“The producers were looking for a cottage to film in with Gladys and they were very good because they chose to shoot in my mum’s house in Ogmore which meant that Gladys was familiar with her surroundings.
“We filmed Showdogs down at Cardiff City’s Stadium where they used some of the rooms. Although Gladys didn’t have a starring role, it was great to be the other side of the camera for a change, and not worrying about costumes which is what I usually do.”
Gladys is well looked after by both her owners and the cast and crew of the features she takes part in.
“Pamela Anderson was complaining on TV the other day about people mistreating animals in film and TV but I’d never put Gladys in a position where we know she’d be uncomfortable,” says Sarah-Jane. “Because I know her so well, I know what her limits are. I take lots of treats with us to each shoot but I’m aware that giving her too many will make her put on weight.
“Gladys is always very popular among the cast and crew that she works with. If we walk onto set together, I often hear ‘Hello Gladys!’ before anyone talks to me. People always talk to her in that high-pitched doggie voice that people do. We had a senior member of staff once who’d often get flustered and stressed during her work. She was very good at her job but when the stress came on, we always sent Gladys in to calm her down.”
Like other dogs, Gladys seems to be aware of sadness and illness:
“It’s funny how intuitive dogs are and Gladys is no exception. My mother-in-law was ill not so long ago and Gladys seemed to pick up on this and was trying to make her laugh by jumping on her and doing funny rolls on the bed.”
For Gladys, Rhiwbina is where she feels most at home.
“Rhiwbina is a great place to live. There are lots of characters in the village and we love walking around and meeting all the other dogs. In 2015, Gladys won a few prizes in the annual dog show at the Summer Festival. She picked up the Best Personality prize and then went on to win the overall competition. She’s very proud of that!” laughs Sarah-Jane.
Gladys’s social diary is always full.
“We regularly take Gladys to Havanese Fun Days. They’re useful to us owners too because we can all chat to each other and swap notes. Gladys also stays in touch with her brothers and sisters which is nice. We have a forum on Facebook so we all get to know each other pretty well.

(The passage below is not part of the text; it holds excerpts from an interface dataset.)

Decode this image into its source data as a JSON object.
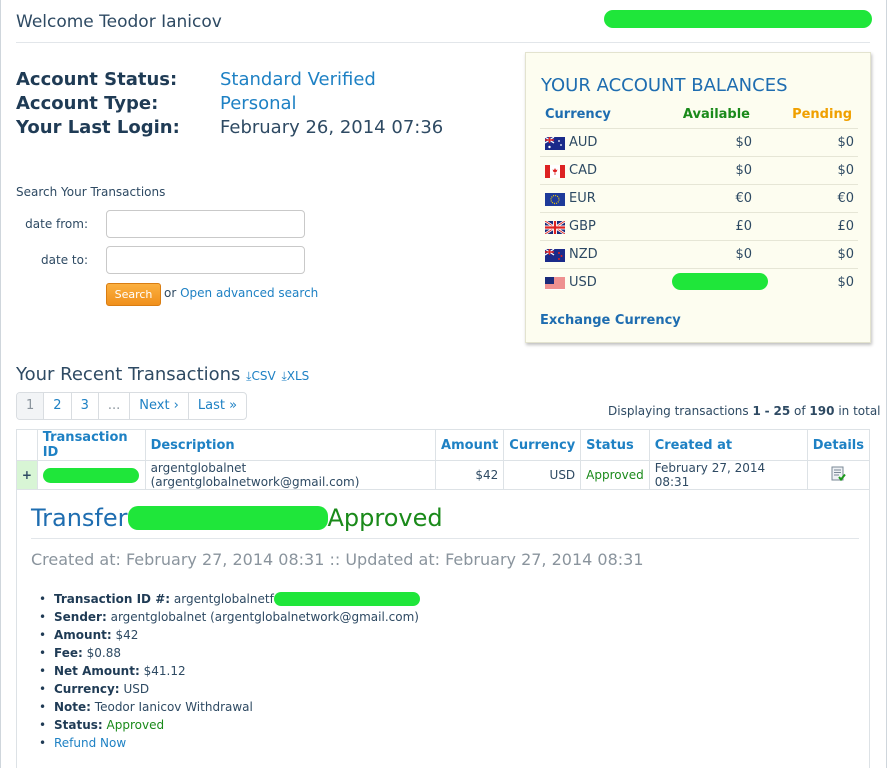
{
  "header": {
    "welcome": "Welcome Teodor Ianicov"
  },
  "account": {
    "status_label": "Account Status:",
    "status_value": "Standard Verified",
    "type_label": "Account Type:",
    "type_value": "Personal",
    "login_label": "Your Last Login:",
    "login_value": "February 26, 2014 07:36"
  },
  "search": {
    "title": "Search Your Transactions",
    "date_from_label": "date from:",
    "date_to_label": "date to:",
    "date_from_value": "",
    "date_to_value": "",
    "button": "Search",
    "or": "or",
    "advanced": "Open advanced search"
  },
  "balances": {
    "title": "YOUR ACCOUNT BALANCES",
    "col_currency": "Currency",
    "col_available": "Available",
    "col_pending": "Pending",
    "available_color": "#1a8a1a",
    "pending_color": "#f0a000",
    "rows": [
      {
        "code": "AUD",
        "available": "$0",
        "pending": "$0",
        "flag": "australia-flag"
      },
      {
        "code": "CAD",
        "available": "$0",
        "pending": "$0",
        "flag": "canada-flag"
      },
      {
        "code": "EUR",
        "available": "€0",
        "pending": "€0",
        "flag": "eu-flag"
      },
      {
        "code": "GBP",
        "available": "£0",
        "pending": "£0",
        "flag": "uk-flag"
      },
      {
        "code": "NZD",
        "available": "$0",
        "pending": "$0",
        "flag": "new-zealand-flag"
      },
      {
        "code": "USD",
        "available": "",
        "pending": "$0",
        "flag": "usa-flag"
      }
    ],
    "exchange": "Exchange Currency"
  },
  "recent": {
    "title": "Your Recent Transactions",
    "csv": "CSV",
    "xls": "XLS",
    "pager": [
      "1",
      "2",
      "3",
      "...",
      "Next ›",
      "Last »"
    ],
    "display_prefix": "Displaying transactions",
    "range_from": "1",
    "range_sep": "-",
    "range_to": "25",
    "of": "of",
    "total": "190",
    "suffix": "in total"
  },
  "table": {
    "headers": [
      "Transaction ID",
      "Description",
      "Amount",
      "Currency",
      "Status",
      "Created at",
      "Details"
    ],
    "row": {
      "expand": "+",
      "description": "argentglobalnet (argentglobalnetwork@gmail.com)",
      "amount": "$42",
      "currency": "USD",
      "status": "Approved",
      "created": "February 27, 2014 08:31"
    }
  },
  "detail": {
    "title_prefix": "Transfer",
    "title_status": "Approved",
    "created_line": "Created at: February 27, 2014 08:31 :: Updated at: February 27, 2014 08:31",
    "items": [
      {
        "label": "Transaction ID #:",
        "value": "argentglobalnetf"
      },
      {
        "label": "Sender:",
        "value": "argentglobalnet (argentglobalnetwork@gmail.com)"
      },
      {
        "label": "Amount:",
        "value": "$42"
      },
      {
        "label": "Fee:",
        "value": "$0.88"
      },
      {
        "label": "Net Amount:",
        "value": "$41.12"
      },
      {
        "label": "Currency:",
        "value": "USD"
      },
      {
        "label": "Note:",
        "value": "Teodor Ianicov Withdrawal"
      },
      {
        "label": "Status:",
        "value": "Approved"
      }
    ],
    "refund": "Refund Now"
  }
}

“We were on Caldey Island a few years ago and we took Gladys. While we were there, we stepped outside of a building and I noticed that one of the other dogs from the forum was stood right in front of me. We recognised her straight away. It’s this kind of closeness that makes our group special.”
Sarah meanwhile continues her day job, creating costumes for TV and film. She was short-listed for a BAFTA Cymru in 2011 for her work on Whites, which starred Alan Davies.
“I’ve just finished work on a new production that’s been written by Owen Sheers called To Provide All People. Michael Sheen, Tamsin Grieg, Martin Freeman and Meera Syal are amongst the all-star cast of BBC Wales’ latest landmark television drama commission as it celebrates the 70th anniversary of the NHS. I had to recreate nurses costumes from 1948.
“You won’t see Gladys in this one though. She does deserve a rest at some point.”